The stock market meandered on Thursday, with no noteworthy news to give it direction. Major benchmarks never moved very far from where they began, while investors were distracted by the inability of the White House to achieve progress on policy initiatives and expressed concern regarding the approaching debt ceiling debate. Adding to the subdued mood was bad news from a number of individual companies. J.M. Smucker (NYSE:SJM), Hormel Foods (NYSE:HRL), and The Toro Company (NYSE:TTC) were among the worst performers on the day. Below, we'll look more closely at these stocks to tell you why they did so poorly.
Coffee crimps Smucker's quarter
Shares of J.M. Smucker fell 9.5% after the company's first-quarter report revealed lower demand for Folgers coffee. Revenue fell by 4%, and increases in marketing and higher commodity costs caused net income to plummeted 23% compared to the year-ago period. Due to these disappointing results, J.M. Smucker reduced its full-year earnings forecast, which now falls below analysts' expectations.
CEO Mark Smucker believes the company has the situation under control, stating, "[W]e have taken actions to improve our competitive positioning for Folgers. As a result, volume trends are improving. ... We are also pleased with the progress on our cost management programs." Investors seemed unconvinced.

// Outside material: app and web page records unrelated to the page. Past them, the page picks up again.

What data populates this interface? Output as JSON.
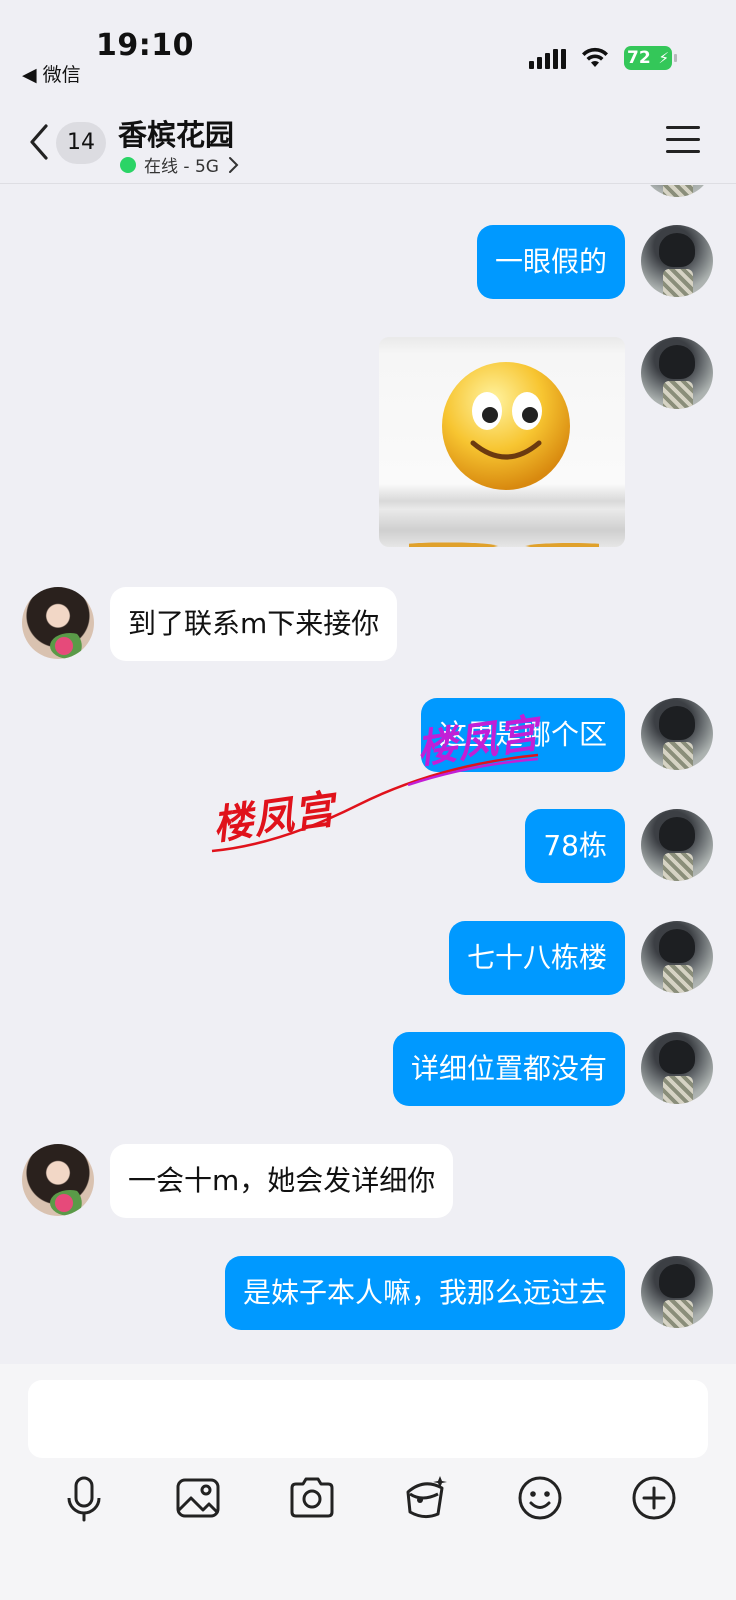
{
  "status_bar": {
    "time": "19:10",
    "back_app": "◀ 微信",
    "battery": "72"
  },
  "header": {
    "unread_count": "14",
    "title": "香槟花园",
    "status": "在线 - 5G",
    "online_color": "#2bd466"
  },
  "messages": [
    {
      "side": "out",
      "type": "text",
      "text": "一眼假的"
    },
    {
      "side": "out",
      "type": "sticker",
      "sticker": "smiley-face-sticker"
    },
    {
      "side": "in",
      "type": "text",
      "text": "到了联系m下来接你"
    },
    {
      "side": "out",
      "type": "text",
      "text": "这里是哪个区"
    },
    {
      "side": "out",
      "type": "text",
      "text": "78栋"
    },
    {
      "side": "out",
      "type": "text",
      "text": "七十八栋楼"
    },
    {
      "side": "out",
      "type": "text",
      "text": "详细位置都没有"
    },
    {
      "side": "in",
      "type": "text",
      "text": "一会十m，她会发详细你"
    },
    {
      "side": "out",
      "type": "text",
      "text": "是妹子本人嘛，我那么远过去"
    }
  ],
  "watermarks": [
    "楼凤宫",
    "楼凤宫"
  ],
  "composer": {
    "placeholder": "",
    "toolbar": [
      "microphone-icon",
      "image-icon",
      "camera-icon",
      "red-packet-icon",
      "emoji-icon",
      "plus-icon"
    ]
  },
  "colors": {
    "outgoing_bubble": "#0099ff",
    "incoming_bubble": "#ffffff",
    "background": "#efeff4"
  }
}
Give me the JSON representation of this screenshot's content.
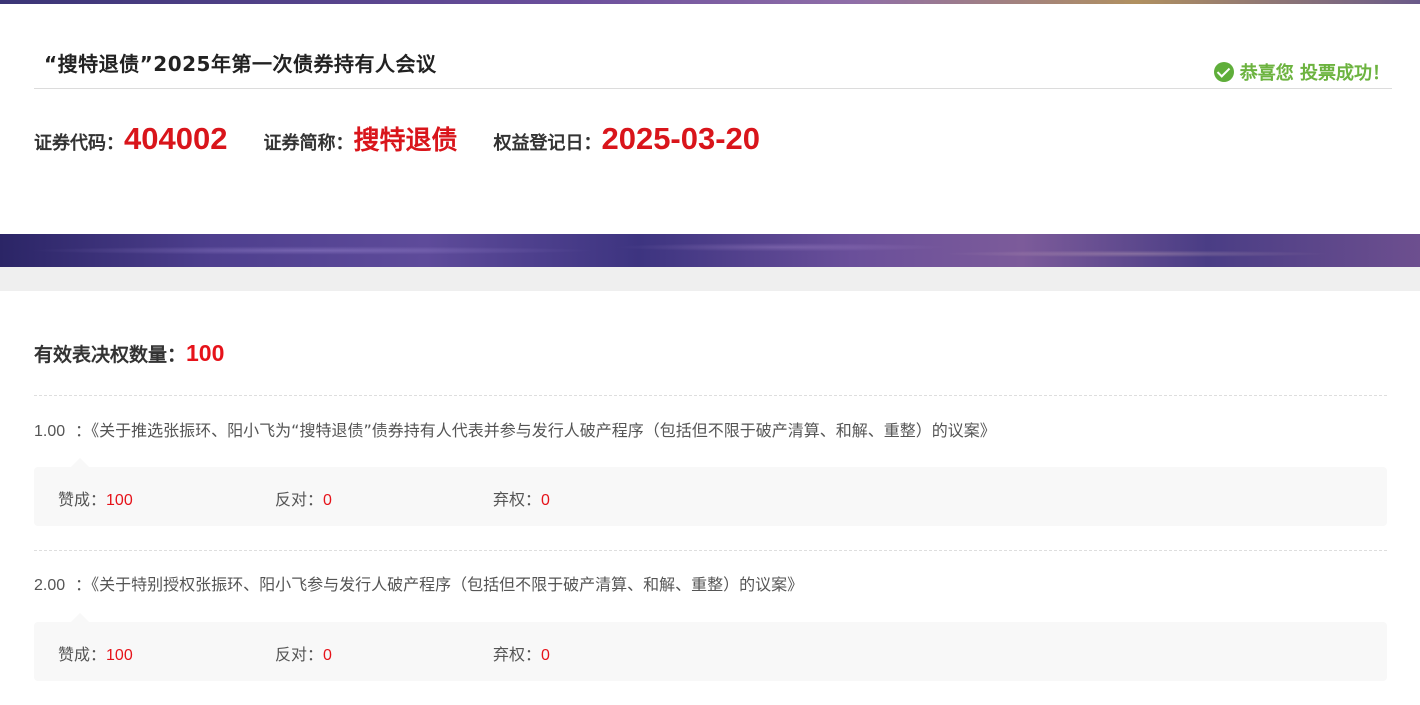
{
  "header": {
    "meeting_title": "“搜特退债”2025年第一次债券持有人会议",
    "success_message": "恭喜您 投票成功！"
  },
  "info": {
    "code_label": "证券代码：",
    "code_value": "404002",
    "short_label": "证券简称：",
    "short_value": "搜特退债",
    "record_label": "权益登记日：",
    "record_value": "2025-03-20"
  },
  "votes": {
    "label": "有效表决权数量：",
    "value": "100"
  },
  "motions": [
    {
      "number": "1.00",
      "separator": "：",
      "title": "《关于推选张振环、阳小飞为“搜特退债”债券持有人代表并参与发行人破产程序（包括但不限于破产清算、和解、重整）的议案》",
      "for_label": "赞成：",
      "for_value": "100",
      "against_label": "反对：",
      "against_value": "0",
      "abstain_label": "弃权：",
      "abstain_value": "0"
    },
    {
      "number": "2.00",
      "separator": "：",
      "title": "《关于特别授权张振环、阳小飞参与发行人破产程序（包括但不限于破产清算、和解、重整）的议案》",
      "for_label": "赞成：",
      "for_value": "100",
      "against_label": "反对：",
      "against_value": "0",
      "abstain_label": "弃权：",
      "abstain_value": "0"
    }
  ],
  "colors": {
    "accent_red": "#e6131a",
    "success_green": "#6cb33f"
  }
}
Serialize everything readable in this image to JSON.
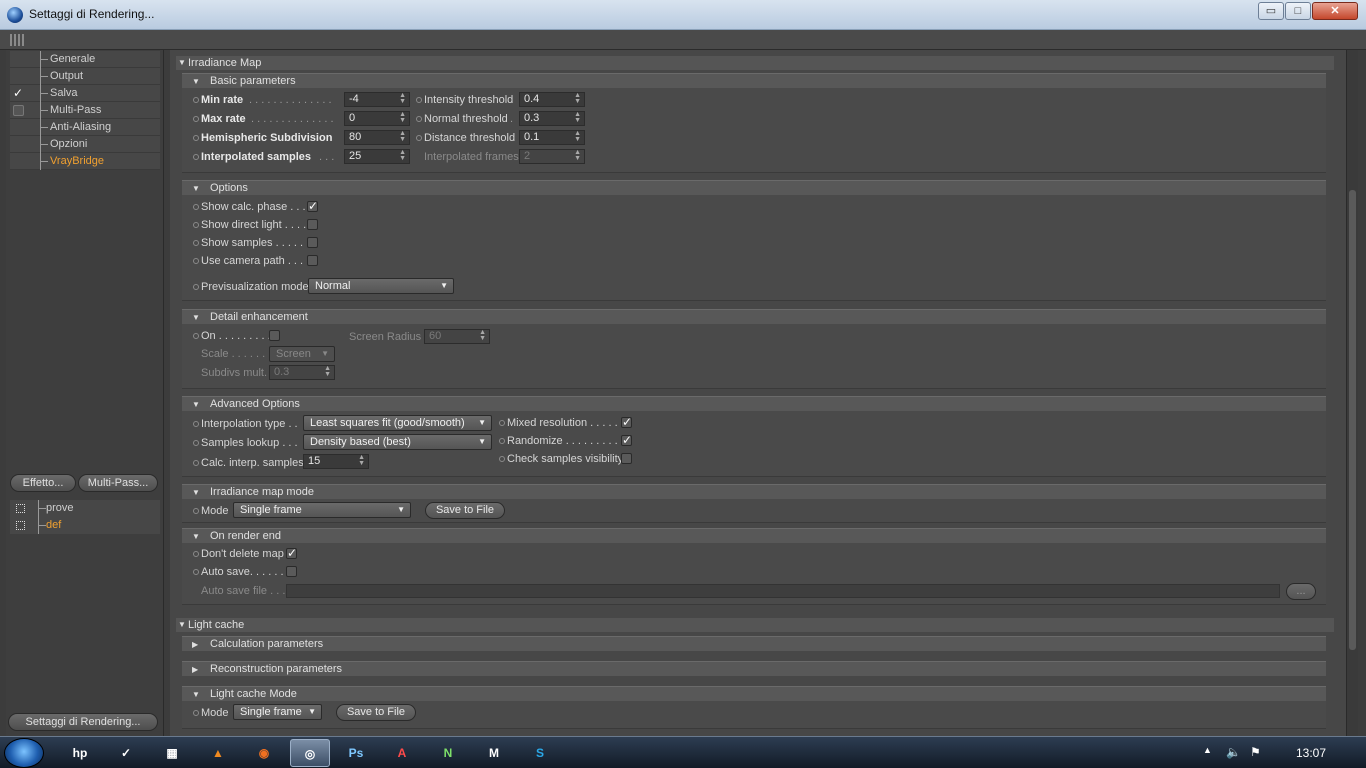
{
  "window": {
    "title": "Settaggi di Rendering...",
    "min": "▭",
    "max": "□",
    "close": "✕"
  },
  "left": {
    "nav": [
      {
        "label": "Generale",
        "checked": false,
        "box": false,
        "highlight": false
      },
      {
        "label": "Output",
        "checked": false,
        "box": false,
        "highlight": false
      },
      {
        "label": "Salva",
        "checked": true,
        "box": false,
        "highlight": false
      },
      {
        "label": "Multi-Pass",
        "checked": false,
        "box": true,
        "highlight": false
      },
      {
        "label": "Anti-Aliasing",
        "checked": false,
        "box": false,
        "highlight": false
      },
      {
        "label": "Opzioni",
        "checked": false,
        "box": false,
        "highlight": false
      },
      {
        "label": "VrayBridge",
        "checked": false,
        "box": false,
        "highlight": true
      }
    ],
    "effetto_btn": "Effetto...",
    "multipass_btn": "Multi-Pass...",
    "settings": [
      {
        "label": "prove",
        "highlight": false
      },
      {
        "label": "def",
        "highlight": true
      }
    ],
    "bottom_btn": "Settaggi di Rendering..."
  },
  "irradiance": {
    "title": "Irradiance Map",
    "basic": {
      "title": "Basic parameters",
      "min_rate": {
        "label": "Min rate",
        "dots": " . . . . . . . . . . . . . .",
        "value": "-4"
      },
      "max_rate": {
        "label": "Max rate",
        "dots": " . . . . . . . . . . . . . .",
        "value": "0"
      },
      "hemi": {
        "label": "Hemispheric Subdivision",
        "value": "80"
      },
      "interp": {
        "label": "Interpolated samples",
        "dots": " . . .",
        "value": "25"
      },
      "intensity": {
        "label": "Intensity threshold",
        "value": "0.4"
      },
      "normal": {
        "label": "Normal threshold",
        "dots": " .",
        "value": "0.3"
      },
      "distance": {
        "label": "Distance threshold",
        "value": "0.1"
      },
      "frames": {
        "label": "Interpolated frames",
        "value": "2"
      }
    },
    "options": {
      "title": "Options",
      "show_calc": {
        "label": "Show calc. phase . . .",
        "checked": "✓"
      },
      "show_direct": {
        "label": "Show direct light . . . ."
      },
      "show_samples": {
        "label": "Show samples . . . . ."
      },
      "use_camera": {
        "label": "Use camera path . . ."
      },
      "previs": {
        "label": "Previsualization mode",
        "value": "Normal"
      }
    },
    "detail": {
      "title": "Detail enhancement",
      "on": {
        "label": "On . . . . . . . . ."
      },
      "screen_radius": {
        "label": "Screen Radius",
        "value": "60"
      },
      "scale": {
        "label": "Scale . . . . . . .",
        "value": "Screen"
      },
      "subdivs": {
        "label": "Subdivs mult.",
        "value": "0.3"
      }
    },
    "advanced": {
      "title": "Advanced Options",
      "interp_type": {
        "label": "Interpolation type . .",
        "value": "Least squares fit (good/smooth)"
      },
      "samples_lookup": {
        "label": "Samples lookup . . .",
        "value": "Density based (best)"
      },
      "calc_interp": {
        "label": "Calc. interp. samples",
        "value": "15"
      },
      "mixed": {
        "label": "Mixed resolution . . . . . .",
        "checked": "✓"
      },
      "randomize": {
        "label": "Randomize . . . . . . . . . .",
        "checked": "✓"
      },
      "check_vis": {
        "label": "Check samples visibility"
      }
    },
    "mode": {
      "title": "Irradiance map mode",
      "label": "Mode",
      "value": "Single frame",
      "save": "Save to File"
    },
    "render_end": {
      "title": "On render end",
      "dont_delete": {
        "label": "Don't delete map",
        "checked": "✓"
      },
      "auto_save": {
        "label": "Auto save. . . . . ."
      },
      "auto_file": {
        "label": "Auto save file . . .",
        "browse": "..."
      }
    }
  },
  "light_cache": {
    "title": "Light cache",
    "calc": "Calculation parameters",
    "recon": "Reconstruction parameters",
    "mode": {
      "title": "Light cache Mode",
      "label": "Mode",
      "value": "Single frame",
      "save": "Save to File"
    }
  },
  "taskbar": {
    "clock": "13:07",
    "apps": [
      "hp",
      "✓",
      "▦",
      "▲",
      "◉",
      "◎",
      "Ps",
      "A",
      "N",
      "M",
      "S"
    ]
  },
  "icons": {
    "spin": "▲▼",
    "drop": "▼",
    "tri_open": "▼",
    "tri_closed": "▶",
    "check": "✓",
    "vol": "🔈",
    "flag": "⚑",
    "up": "▲"
  }
}
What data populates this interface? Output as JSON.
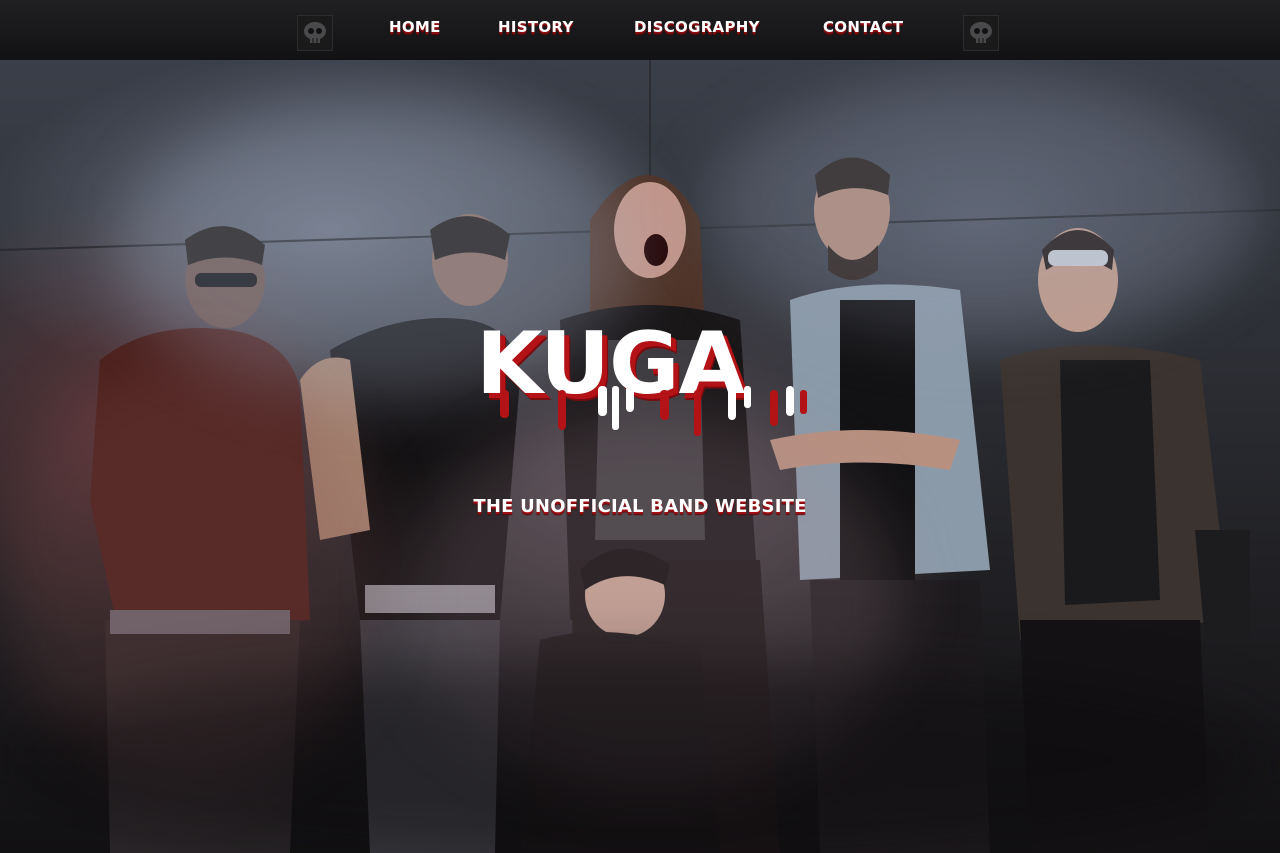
{
  "nav": {
    "logo_left_icon": "skull-logo-icon",
    "logo_right_icon": "skull-logo-icon",
    "items": [
      {
        "label": "HOME"
      },
      {
        "label": "HISTORY"
      },
      {
        "label": "DISCOGRAPHY"
      },
      {
        "label": "CONTACT"
      }
    ]
  },
  "hero": {
    "title": "KUGA",
    "subtitle": "THE UNOFFICIAL BAND WEBSITE",
    "photo_icon": "band-photo"
  },
  "colors": {
    "accent": "#b31217",
    "nav_bg": "#161618",
    "text": "#ffffff"
  }
}
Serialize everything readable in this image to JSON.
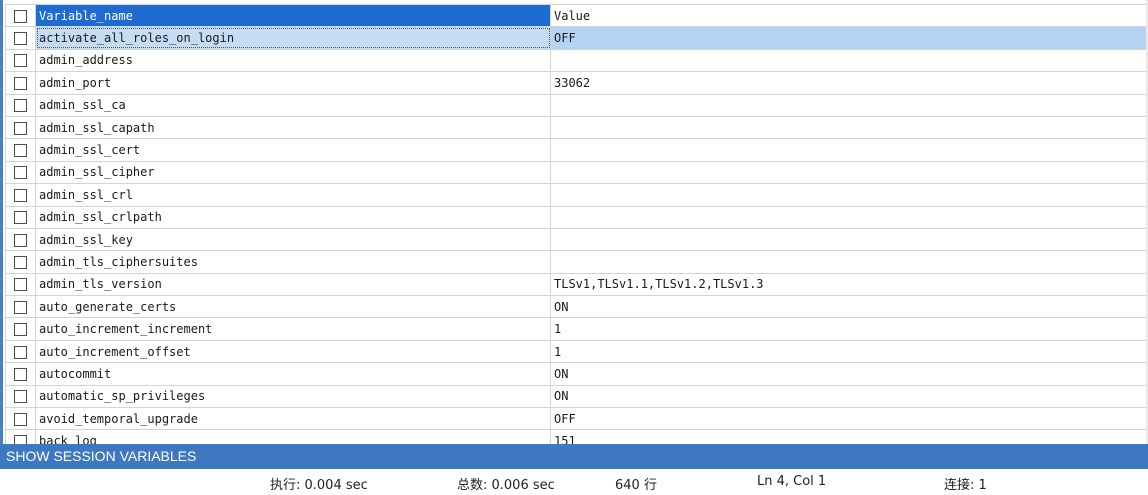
{
  "grid": {
    "header": {
      "name": "Variable_name",
      "value": "Value"
    },
    "selected_index": 0,
    "rows": [
      {
        "name": "activate_all_roles_on_login",
        "value": "OFF"
      },
      {
        "name": "admin_address",
        "value": ""
      },
      {
        "name": "admin_port",
        "value": "33062"
      },
      {
        "name": "admin_ssl_ca",
        "value": ""
      },
      {
        "name": "admin_ssl_capath",
        "value": ""
      },
      {
        "name": "admin_ssl_cert",
        "value": ""
      },
      {
        "name": "admin_ssl_cipher",
        "value": ""
      },
      {
        "name": "admin_ssl_crl",
        "value": ""
      },
      {
        "name": "admin_ssl_crlpath",
        "value": ""
      },
      {
        "name": "admin_ssl_key",
        "value": ""
      },
      {
        "name": "admin_tls_ciphersuites",
        "value": ""
      },
      {
        "name": "admin_tls_version",
        "value": "TLSv1,TLSv1.1,TLSv1.2,TLSv1.3"
      },
      {
        "name": "auto_generate_certs",
        "value": "ON"
      },
      {
        "name": "auto_increment_increment",
        "value": "1"
      },
      {
        "name": "auto_increment_offset",
        "value": "1"
      },
      {
        "name": "autocommit",
        "value": "ON"
      },
      {
        "name": "automatic_sp_privileges",
        "value": "ON"
      },
      {
        "name": "avoid_temporal_upgrade",
        "value": "OFF"
      },
      {
        "name": "back_log",
        "value": "151"
      }
    ]
  },
  "sql_bar": {
    "text": "SHOW SESSION VARIABLES"
  },
  "status": {
    "exec": "执行: 0.004 sec",
    "total": "总数: 0.006 sec",
    "rows": "640 行",
    "cursor": "Ln 4, Col 1",
    "connection": "连接: 1"
  },
  "colors": {
    "header_cell": "#1e6bd2",
    "selected_row": "#b5d3f3",
    "sql_bar": "#3d78c0"
  }
}
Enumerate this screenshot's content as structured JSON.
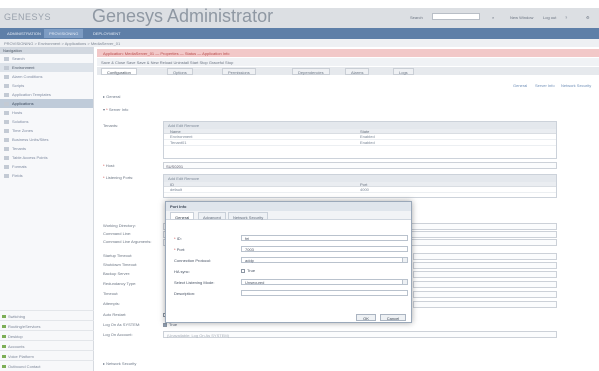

Hormel isn't bringing home the bacon
Hormel Foods stock dropped 5.4% after the company reported financial results that disappointed investors. The food purveyor, known for its Spam and Skippy brands, saw revenue fall 4% and earnings per share shrink 6%. Lower demand for Jennie-O Turkey and Muscle Milk contributed the shortfall, which was partially offset by increased demand for bacon, pepperoni, and Wholly Guacamole. Also hitting results was the divestiture of the Farmer John brand, which was sold late last year. Hormel expects that its earnings will continue to suffer from higher input costs for pork and beef.
The company stated that it paid its 356th consecutive quarterly dividend payment, which amounts to $0.68 annually. Hormel also announced that it has acquired Cidade do Sol, the Brazilian company popular for its Ceratti brand of premium lunch meats, which gives the company a stake in the growing Latin American market. Nevertheless, shareholders seemed concerned that progress was slow in coming.
Toro shares get trimmed
Finally, Toro stock plunged 8.7% despite record financial results. The lawn care equipment company reported third-quarter sales in its professional segment jumped 9.5%, while residential sales fell 9.3%, resulting in an overall increase of 4.5% compared to the year-ago quarter. Toro was also able to leverage its expenses across higher sales, resulting in improved margins and earnings that increased 22%. CEO Richard Olson was encouraged, saying, "We are pleased to deliver strong results for the quarter driven by positive momentum in our professional segment. Innovative new offerings across our professional portfolio fueled the growth."
Investors seemed to focus on the recent run-up in shares, which have gained 29% in the last year. Even given Toro's record results, the stock may have simply gotten ahead of itself.